Right now, in fact, Citigroup's $17.50 call options are paying $4.40 per share. You could sell call option contracts on your 1,000 shares, be paid $4,400, and then use the money to buy your $15 put contracts for $4,090. You clear a little money even after commissions, and now your position is insured. No matter what Citigroup does, you can sell at $15.
And, in this case, since you paid net zero for this trade (you were in fact paid a bit), $15 plus some change is indeed your actual sell price should you end up selling, rather than the $10.91 that was your net sell price when you paid for your insurance out of pocket.

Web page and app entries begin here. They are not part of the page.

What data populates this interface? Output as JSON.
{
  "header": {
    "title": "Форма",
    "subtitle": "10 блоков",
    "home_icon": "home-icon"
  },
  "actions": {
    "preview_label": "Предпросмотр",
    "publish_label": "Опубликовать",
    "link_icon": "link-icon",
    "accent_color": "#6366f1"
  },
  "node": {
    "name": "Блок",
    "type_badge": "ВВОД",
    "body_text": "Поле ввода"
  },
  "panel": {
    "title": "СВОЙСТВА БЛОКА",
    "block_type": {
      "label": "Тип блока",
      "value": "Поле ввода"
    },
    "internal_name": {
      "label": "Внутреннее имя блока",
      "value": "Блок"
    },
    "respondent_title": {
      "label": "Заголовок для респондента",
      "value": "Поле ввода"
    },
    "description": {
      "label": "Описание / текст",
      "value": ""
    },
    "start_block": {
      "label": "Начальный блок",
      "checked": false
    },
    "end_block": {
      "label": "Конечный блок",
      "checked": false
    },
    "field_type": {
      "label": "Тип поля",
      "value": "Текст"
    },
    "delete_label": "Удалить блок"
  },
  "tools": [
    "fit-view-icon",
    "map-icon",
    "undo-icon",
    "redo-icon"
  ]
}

The catch, however, is that your upside is now very limited. If Citigroup increases above $17.50 per share and you keep your call options open to expiration, your stock would be called away from you -- in other words, it would be sold for you, at $17.50 per share. So, even if Citigroup recovers to $25 or higher, as long as you have these open call options, you'd be forced to sell at $17.50.
With this strategy, you're insured against a disaster, but you also have limited upside.
When to insure positions with call option income
The option strategy of buying a put and selling a call (or vice versa) is called a "collar" strategy. You're limiting the potential pricing outcome for the position you're "collaring" -- in this case, Citigroup. You'll be able to sell it at $17.50 or $15, no matter what.
A collar is a useful tool in bear markets or when you are uncertain about a business. This year, that would have applied to just about any company related to financials, from General Electric (NYSE: GE ) to AIG (NYSE: AIG ) to Morgan Stanley (NYSE: MS ) .
But the strategy can also come in handy with stocks that are volatile at the best of times, especially after making big runs, such as to protect a position in Google (Nasdaq: GOOG ) or Baidu (Nasdaq: BIDU ) . A collar strategy might also have made sense when Apple (Nasdaq: AAPL ) rebounded to $180 a few months ago, if you were concerned about it falling back.
The strategy may be used when you don't want to sell a stock quite yet, but you also want to limit your potential losses. With a collar, you limit your upside significantly, but you're also in effect saying, "I don't believe there's much upside in the near term anyway. Meanwhile, I'm concerned about the risk. So, I'll insure my stock without any out-of-pocket expense." In our example, it's called a "costless collar."
Collars can smooth returns and help you ride out a very rough market -- both of which help you survive to see a better day. They're not for everyday use -- no option strategy is a blanket strategy -- but they're useful for situations that merit protection.
Don't go into a collar hoping for the perfect outcome, however -- they're useful precisely because nobody can time the market or what a stock will do next.
Options as tools
Options are tools best used in tandem with in-depth business knowledge and a long-term stock perspective. They can be used to protect positions, generate income, short, or hedge with much less risk than naked short-selling, and to get better buy or sell prices on your stocks.
We're going to use options in the Fool's new $1 million real-money portfolio, Motley Fool Pro. By the time we're fully invested, we'll be about 70% in long-term core stock holdings; 15% in exchange-traded funds, shorts, and hedges; and 15% in options. We launch tomorrow (Oct. 7) with the goal of building a portfolio that can ultimately profit whatever the market throws our way. If you're interested in learning more about the new Motley Fool Pro portfolio, and sensible option strategies, just enter your email address in the box below.